After Swollen Members completed a tour in Australia last September, Prevail and Neph flew straight to Italy to spend a month fully immersed in creating: writing stories, penning poetry, and making music with Dave Thompson and Liesa Norman (of Vancouver alt-pop duo the Leisure Principle) as AOXLP, a hybrid of their two groups. “That was a good month for me,” Prevail smiles. “I woke up in the mornings, about six o’clock, and I’d probably write from six to nine, have a little breakfast, have a glass of wine – when you’re in Italy,” he laughs, “then we’d go to the studio. The studio was in the house and we’d go to the studio 11 o’clock and start recording. It was so cool.”

This month, Swollen Members is setting out on a four-stop Western Canadian tour. Prevail, refreshed in his artistic purpose, is looking forward to performing and being further motivated, in equal measures, by Madchild and the crowd.

“I love being on stage,” he says. “Once I’m on there, you have to take one of those old school Vaudevillian canes and sort of drag me off. And it’s inspiring. Gets the energy going, you’re making that connection with your listening audience, and you can see when they’re feeling it, you can see when there’s a point where there’s lows, or when the peaks and valleys are in the performance, and you start to realize, ‘Okay, more songs like this is engaging them,’ and it starts to give you a better understanding of what needs to go into the next record. And I do think we take that energy and we talk about future plans.”
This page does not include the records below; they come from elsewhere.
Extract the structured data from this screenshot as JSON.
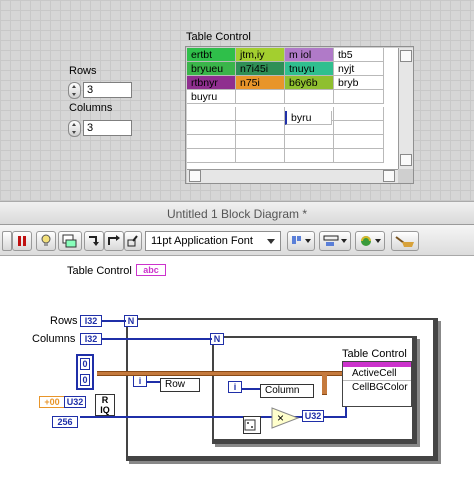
{
  "front_panel": {
    "table_label": "Table Control",
    "rows_label": "Rows",
    "rows_value": "3",
    "columns_label": "Columns",
    "columns_value": "3",
    "table": [
      [
        {
          "text": "ertbt",
          "bg": "#2fbf4a"
        },
        {
          "text": "jtm,iy",
          "bg": "#a3cf2f"
        },
        {
          "text": "m iol",
          "bg": "#b07ac8"
        },
        {
          "text": "tb5",
          "bg": "#ffffff"
        }
      ],
      [
        {
          "text": "bryueu",
          "bg": "#3ab54a"
        },
        {
          "text": "n7i45i",
          "bg": "#2f8f56"
        },
        {
          "text": "tnuyu",
          "bg": "#2fbf8f"
        },
        {
          "text": "nyjt",
          "bg": "#ffffff"
        }
      ],
      [
        {
          "text": "rtbnyr",
          "bg": "#8f2f8f"
        },
        {
          "text": "n75i",
          "bg": "#e8952a"
        },
        {
          "text": "b6y6b",
          "bg": "#8fbf2f"
        },
        {
          "text": "bryb",
          "bg": "#ffffff"
        }
      ],
      [
        {
          "text": "buyru",
          "bg": "#ffffff"
        },
        {
          "text": "",
          "bg": "#ffffff"
        },
        {
          "text": "",
          "bg": "#ffffff"
        },
        {
          "text": "",
          "bg": "#ffffff"
        }
      ]
    ],
    "floating_text": "byru"
  },
  "window": {
    "title": "Untitled 1 Block Diagram *"
  },
  "toolbar": {
    "font": "11pt Application Font"
  },
  "diagram": {
    "table_control_label": "Table Control",
    "table_terminal": "abc",
    "rows_label": "Rows",
    "columns_label": "Columns",
    "i32": "I32",
    "u32": "U32",
    "n": "N",
    "i": "i",
    "row_label": "Row",
    "column_label": "Column",
    "const_0a": "0",
    "const_0b": "0",
    "const_256": "256",
    "const_plus00": "+00",
    "random_r": "R",
    "random_iq": "IQ",
    "multiply": "×",
    "node_title": "Table Control",
    "node_prop1": "ActiveCell",
    "node_prop2": "CellBGColor"
  }
}
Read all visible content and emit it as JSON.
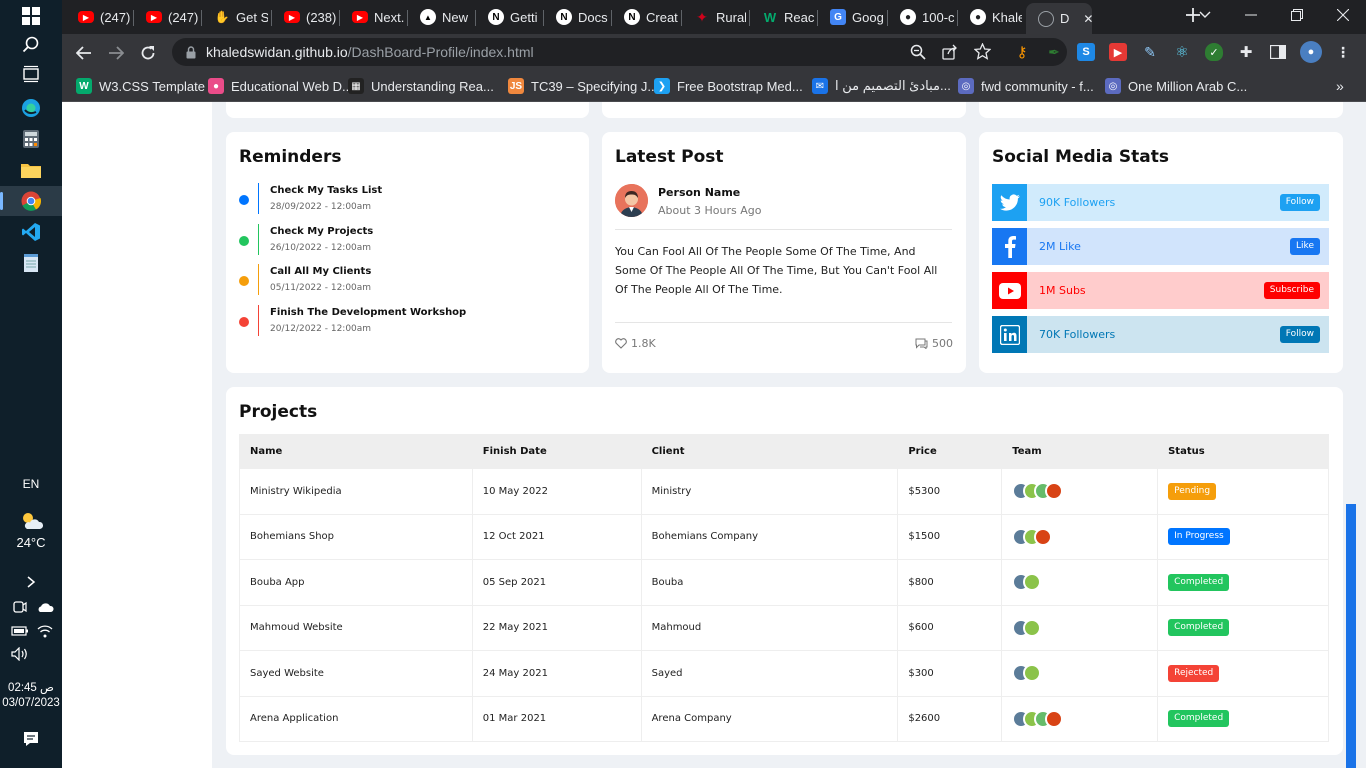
{
  "taskbar": {
    "lang": "EN",
    "temp": "24°C",
    "time": "02:45 ص",
    "date": "03/07/2023"
  },
  "tabs": [
    {
      "label": "(247)",
      "icon": "youtube",
      "color": "#ff0000"
    },
    {
      "label": "(247)",
      "icon": "youtube",
      "color": "#ff0000"
    },
    {
      "label": "Get S",
      "icon": "hand",
      "color": "#f4b400"
    },
    {
      "label": "(238)",
      "icon": "youtube",
      "color": "#ff0000"
    },
    {
      "label": "Next.",
      "icon": "youtube",
      "color": "#ff0000"
    },
    {
      "label": "New",
      "icon": "vercel",
      "color": "#000000"
    },
    {
      "label": "Getti",
      "icon": "next",
      "color": "#000000"
    },
    {
      "label": "Docs",
      "icon": "next",
      "color": "#000000"
    },
    {
      "label": "Creat",
      "icon": "next",
      "color": "#000000"
    },
    {
      "label": "Rural",
      "icon": "maple",
      "color": "#d0021b"
    },
    {
      "label": "React",
      "icon": "w",
      "color": "#04aa6d"
    },
    {
      "label": "Goog",
      "icon": "google-translate",
      "color": "#4285f4"
    },
    {
      "label": "100-c",
      "icon": "github",
      "color": "#ffffff"
    },
    {
      "label": "Khale",
      "icon": "github",
      "color": "#ffffff"
    },
    {
      "label": "D",
      "icon": "globe",
      "color": "#9aa0a6"
    }
  ],
  "omnibox": {
    "host": "khaledswidan.github.io",
    "path": "/DashBoard-Profile/index.html"
  },
  "bookmarks": [
    {
      "label": "W3.CSS Template",
      "color": "#04aa6d",
      "glyph": "W"
    },
    {
      "label": "Educational Web D...",
      "color": "#ea4c89",
      "glyph": "●"
    },
    {
      "label": "Understanding Rea...",
      "color": "#222222",
      "glyph": "▦"
    },
    {
      "label": "TC39 – Specifying J...",
      "color": "#f0883e",
      "glyph": "JS"
    },
    {
      "label": "Free Bootstrap Med...",
      "color": "#1da1f2",
      "glyph": "❯"
    },
    {
      "label": "مبادئ التصميم من ا...",
      "color": "#1a73e8",
      "glyph": "✉"
    },
    {
      "label": "fwd community - f...",
      "color": "#5c6bc0",
      "glyph": "◎"
    },
    {
      "label": "One Million Arab C...",
      "color": "#5c6bc0",
      "glyph": "◎"
    }
  ],
  "reminders": {
    "title": "Reminders",
    "items": [
      {
        "title": "Check My Tasks List",
        "date": "28/09/2022 - 12:00am",
        "color": "#0075ff"
      },
      {
        "title": "Check My Projects",
        "date": "26/10/2022 - 12:00am",
        "color": "#22c55e"
      },
      {
        "title": "Call All My Clients",
        "date": "05/11/2022 - 12:00am",
        "color": "#f59e0b"
      },
      {
        "title": "Finish The Development Workshop",
        "date": "20/12/2022 - 12:00am",
        "color": "#f44336"
      }
    ]
  },
  "post": {
    "title": "Latest Post",
    "name": "Person Name",
    "time": "About 3 Hours Ago",
    "body": "You Can Fool All Of The People Some Of The Time, And Some Of The People All Of The Time, But You Can't Fool All Of The People All Of The Time.",
    "likes": "1.8K",
    "comments": "500"
  },
  "social": {
    "title": "Social Media Stats",
    "items": [
      {
        "icon": "twitter-icon",
        "text": "90K Followers",
        "button": "Follow",
        "main": "#1da1f2",
        "bg": "#d1ebfc"
      },
      {
        "icon": "facebook-icon",
        "text": "2M Like",
        "button": "Like",
        "main": "#1877f2",
        "bg": "#d1e4fc"
      },
      {
        "icon": "youtube-icon",
        "text": "1M Subs",
        "button": "Subscribe",
        "main": "#ff0000",
        "bg": "#ffcccc"
      },
      {
        "icon": "linkedin-icon",
        "text": "70K Followers",
        "button": "Follow",
        "main": "#0077b5",
        "bg": "#cce4f0"
      }
    ]
  },
  "projects": {
    "title": "Projects",
    "columns": [
      "Name",
      "Finish Date",
      "Client",
      "Price",
      "Team",
      "Status"
    ],
    "rows": [
      {
        "name": "Ministry Wikipedia",
        "date": "10 May 2022",
        "client": "Ministry",
        "price": "$5300",
        "team": 4,
        "status": "Pending",
        "status_color": "#f59e0b"
      },
      {
        "name": "Bohemians Shop",
        "date": "12 Oct 2021",
        "client": "Bohemians Company",
        "price": "$1500",
        "team": 3,
        "status": "In Progress",
        "status_color": "#0075ff"
      },
      {
        "name": "Bouba App",
        "date": "05 Sep 2021",
        "client": "Bouba",
        "price": "$800",
        "team": 2,
        "status": "Completed",
        "status_color": "#22c55e"
      },
      {
        "name": "Mahmoud Website",
        "date": "22 May 2021",
        "client": "Mahmoud",
        "price": "$600",
        "team": 2,
        "status": "Completed",
        "status_color": "#22c55e"
      },
      {
        "name": "Sayed Website",
        "date": "24 May 2021",
        "client": "Sayed",
        "price": "$300",
        "team": 2,
        "status": "Rejected",
        "status_color": "#f44336"
      },
      {
        "name": "Arena Application",
        "date": "01 Mar 2021",
        "client": "Arena Company",
        "price": "$2600",
        "team": 4,
        "status": "Completed",
        "status_color": "#22c55e"
      }
    ]
  }
}
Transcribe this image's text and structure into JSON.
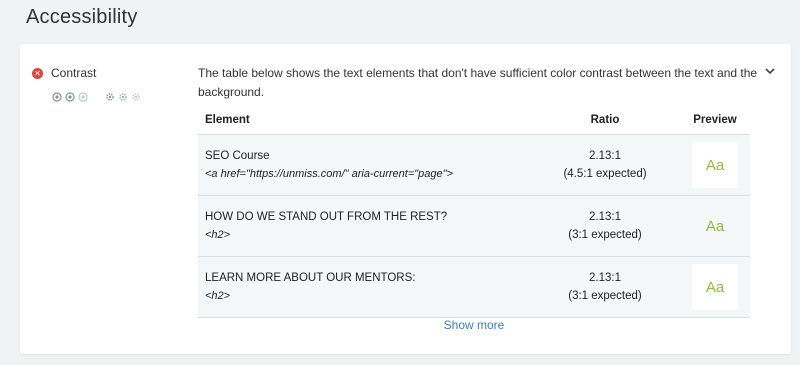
{
  "page": {
    "title": "Accessibility"
  },
  "check": {
    "name": "Contrast",
    "description": "The table below shows the text elements that don't have sufficient color contrast between the text and the background."
  },
  "table": {
    "headers": {
      "element": "Element",
      "ratio": "Ratio",
      "preview": "Preview"
    },
    "rows": [
      {
        "text": "SEO Course",
        "code": "<a href=\"https://unmiss.com/\" aria-current=\"page\">",
        "ratio": "2.13:1",
        "expected": "(4.5:1 expected)",
        "preview": "Aa"
      },
      {
        "text": "HOW DO WE STAND OUT FROM THE REST?",
        "code": "<h2>",
        "ratio": "2.13:1",
        "expected": "(3:1 expected)",
        "preview": "Aa"
      },
      {
        "text": "LEARN MORE ABOUT OUR MENTORS:",
        "code": "<h2>",
        "ratio": "2.13:1",
        "expected": "(3:1 expected)",
        "preview": "Aa"
      }
    ]
  },
  "show_more": "Show more",
  "colors": {
    "fail": "#e0443f",
    "link": "#3a7ec2",
    "preview_text": "#8bbf3a"
  }
}
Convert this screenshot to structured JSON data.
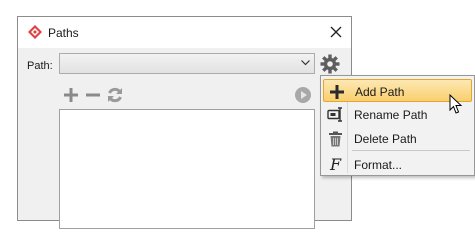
{
  "dialog": {
    "title": "Paths",
    "path_label": "Path:",
    "path_selected": ""
  },
  "icons": {
    "app": "diamond-logo-icon",
    "close": "close-icon",
    "dropdown": "chevron-down-icon",
    "settings": "gear-icon",
    "add": "plus-icon",
    "remove": "minus-icon",
    "refresh": "refresh-icon",
    "run": "play-icon"
  },
  "menu": {
    "items": [
      {
        "label": "Add Path",
        "icon": "plus-icon",
        "selected": true
      },
      {
        "label": "Rename Path",
        "icon": "rename-icon",
        "selected": false
      },
      {
        "label": "Delete Path",
        "icon": "trash-icon",
        "selected": false
      },
      {
        "label": "Format...",
        "icon": "function-icon",
        "selected": false
      }
    ]
  },
  "colors": {
    "accent": "#e04040",
    "menu_highlight": "#f9cf6f",
    "icon_gray": "#6b6b6b"
  }
}
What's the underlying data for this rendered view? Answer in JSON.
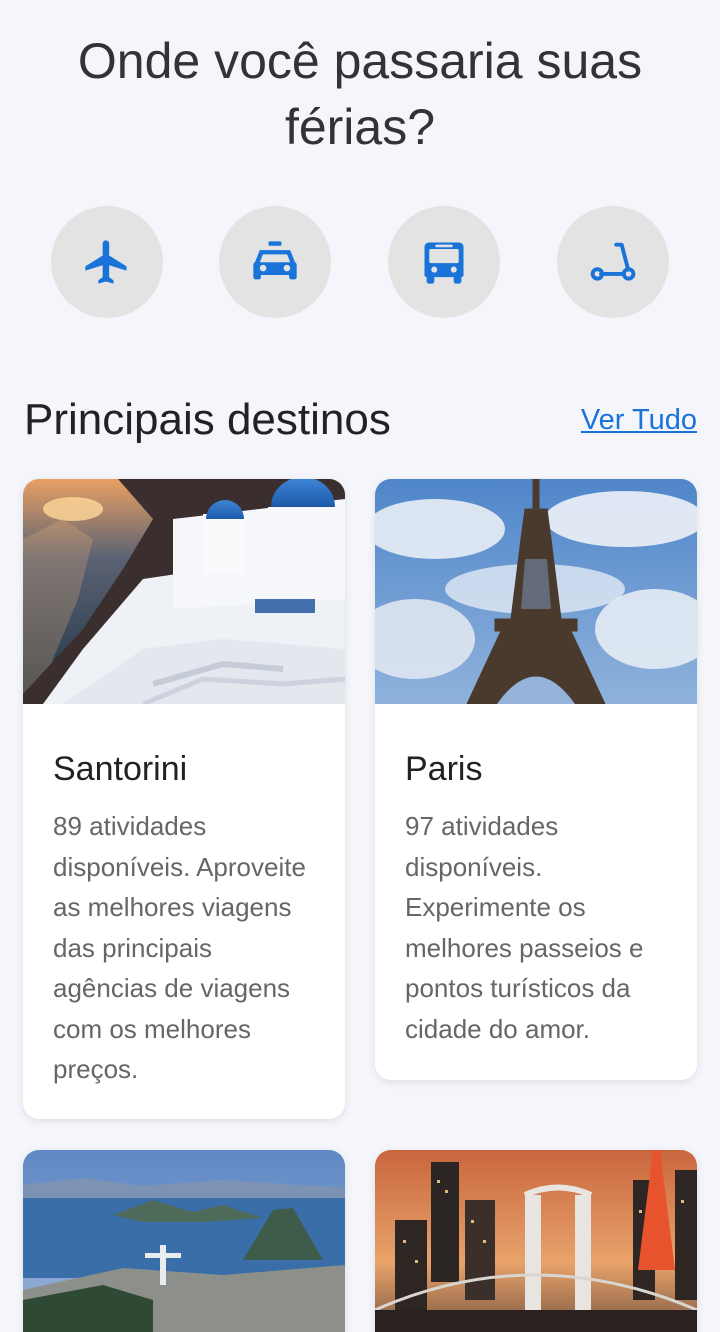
{
  "header": {
    "title": "Onde você passaria suas férias?"
  },
  "transport": [
    {
      "icon": "airplane-icon"
    },
    {
      "icon": "taxi-icon"
    },
    {
      "icon": "bus-icon"
    },
    {
      "icon": "scooter-icon"
    }
  ],
  "section": {
    "title": "Principais destinos",
    "see_all": "Ver Tudo"
  },
  "destinations": [
    {
      "name": "Santorini",
      "description": "89 atividades disponíveis. Aproveite as melhores viagens das principais agências de viagens com os melhores preços."
    },
    {
      "name": "Paris",
      "description": "97 atividades disponíveis. Experimente os melhores passeios e pontos turísticos da cidade do amor."
    },
    {
      "name": "",
      "description": ""
    },
    {
      "name": "",
      "description": ""
    }
  ],
  "colors": {
    "accent": "#1a73d9",
    "background": "#f4f6fb",
    "icon_bg": "#e3e3e3"
  }
}
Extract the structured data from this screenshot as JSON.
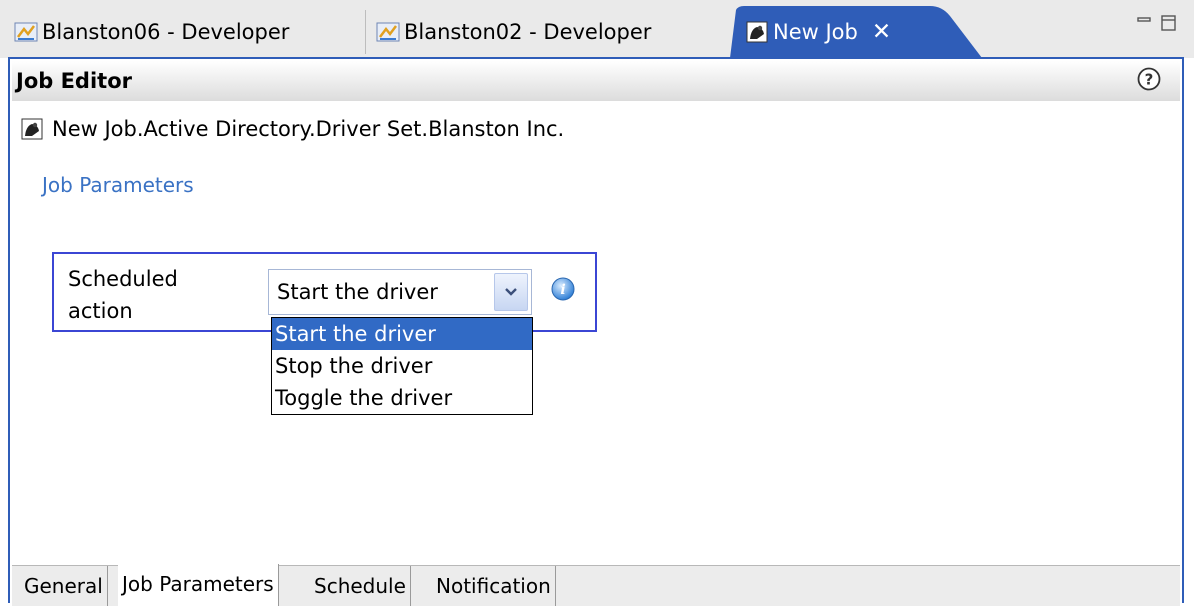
{
  "tabs": [
    {
      "label": "Blanston06 - Developer",
      "icon": "developer-perspective-icon",
      "active": false
    },
    {
      "label": "Blanston02 - Developer",
      "icon": "developer-perspective-icon",
      "active": false
    },
    {
      "label": "New Job",
      "icon": "job-icon",
      "active": true,
      "close_label": "✕"
    }
  ],
  "window_controls": {
    "minimize": "minimize-icon",
    "maximize": "maximize-icon"
  },
  "editor": {
    "title": "Job Editor",
    "help_icon": "help-icon",
    "object_path": "New Job.Active Directory.Driver Set.Blanston Inc.",
    "section": "Job Parameters",
    "parameter": {
      "label": "Scheduled action",
      "value": "Start the driver",
      "options": [
        "Start the driver",
        "Stop the driver",
        "Toggle the driver"
      ],
      "selected_index": 0,
      "dropdown_open": true,
      "info_icon": "info-icon"
    }
  },
  "page_tabs": [
    {
      "label": "General",
      "active": false
    },
    {
      "label": "Job Parameters",
      "active": true
    },
    {
      "label": "Schedule",
      "active": false
    },
    {
      "label": "Notification",
      "active": false
    }
  ],
  "colors": {
    "accent_blue": "#2f5db8",
    "selection": "#316ac5",
    "link": "#3a72c4",
    "param_border": "#3b46d4"
  }
}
There will, of course, be new music. Inevitably imminent from the vivacity gleaned from live performance, but, more largely, fuelled by that spark between Prevail and Madchild: a special kind of flame that still burns aggressively, indeed.

“In Australia, we had a great conversation about where we wanted to take things in the future,” Prevail says. “A lot of people can’t sit in a room and write with other people, they need their isolation. We can sit five feet away from each other and still be mumbling under our breaths, sculpting out the verse. And it’s almost this unsaid energy between the two of us that I kinda hear what he’s saying, or I hear the cadence and the pace, and it makes me take it in a different direction. And I would think the same for him, on the opposite side of things.”